CFP - Faith on the Move: Middle East Migrations and Religions
The Global Turn has finally arrived in Middle Eastern Studies. An approach that was once the preserve of a handful of historians and anthropologists--who for the past 20 years have articulated a different vision of the field through their work on migration, mobility and diasporas--has now been embraced by a broad swathe of scholars. This can be seen in various sub-fields, from emerging studies of the local/global Left in the Middle East, to interest in the Nahda’s transnational resonances. This turn was most widely acknowledged in the recent annual conference of the Middle East Studies Association whose theme was The Global Middle East. Since its 2013 inaugural essay of first issue, Mashriq&Mahjar has become a polestar for this Global Turn as it relates to Middle East and North African Migration Studies.

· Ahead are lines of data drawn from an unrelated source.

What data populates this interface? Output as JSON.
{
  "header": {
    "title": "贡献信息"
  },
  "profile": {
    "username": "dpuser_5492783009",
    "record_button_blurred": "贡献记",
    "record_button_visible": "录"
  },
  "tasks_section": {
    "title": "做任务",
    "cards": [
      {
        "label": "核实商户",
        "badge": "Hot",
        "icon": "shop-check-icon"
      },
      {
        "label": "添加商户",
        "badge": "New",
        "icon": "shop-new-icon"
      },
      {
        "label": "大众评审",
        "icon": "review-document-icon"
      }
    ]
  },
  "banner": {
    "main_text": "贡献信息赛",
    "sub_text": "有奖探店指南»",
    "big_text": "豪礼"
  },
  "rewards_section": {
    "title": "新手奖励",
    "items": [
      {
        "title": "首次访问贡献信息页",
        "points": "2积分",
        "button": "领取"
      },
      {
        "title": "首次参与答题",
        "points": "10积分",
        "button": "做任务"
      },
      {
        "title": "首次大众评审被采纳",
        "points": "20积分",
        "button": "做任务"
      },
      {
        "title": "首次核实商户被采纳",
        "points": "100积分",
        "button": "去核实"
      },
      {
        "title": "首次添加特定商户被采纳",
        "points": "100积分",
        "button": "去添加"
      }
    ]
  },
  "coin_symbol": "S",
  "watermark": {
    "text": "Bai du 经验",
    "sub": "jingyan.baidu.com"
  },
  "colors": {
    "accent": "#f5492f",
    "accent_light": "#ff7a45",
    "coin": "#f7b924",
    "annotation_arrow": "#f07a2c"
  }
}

Despite the growing grip of the Global Turn on Middle Eastern Studies, there has been a notable lack of scholarly attention to how Middle Eastern religious practices and beliefs were, and are now being, globalized (notwithstanding a few notable exceptions). Overall, relatively little scholarship has hitherto paid sustained attention to how religion inflects the migratory experience, and how migration shapes religion in the diaspora or at “home.” This is all the more remarkable given the intimate nature of faith and religion, and the roles their presence and absence play--whether negatively or positively--in the formation of individual and communal identities and structures.
In light of these lacunae, Mashriq&Mahjar invites scholars who are working in this field to submit manuscripts to be considered for publication in an upcoming special issue titled Faith on the Move: Middle East Migrations and Religions. We are looking for papers and research notes that engage and shape this field of inquiry along the following lines:
- Historical accounts of diasporic communities of belief: their formation, challenges, transformations, etc.;
- Relationships of diasporic religious communities and practices to institutions and clerics in the Mashriq and Maghrib;
- Intersectionalities of gender, class, and religion;
- Middle Eastern “sectarianism” and its encounter with Western liberal societies: neo-orientalist anxieties and diasporic responses;
- Archiving religious experience and community;
- Religion and cultural production in migrant communities, diasporas
- Diasporic critiques of Middle Eastern religions
For your essay to be considered for publication in this special issue please submit your manuscript to email@example.com.
Deadline for submission: May 31, 2019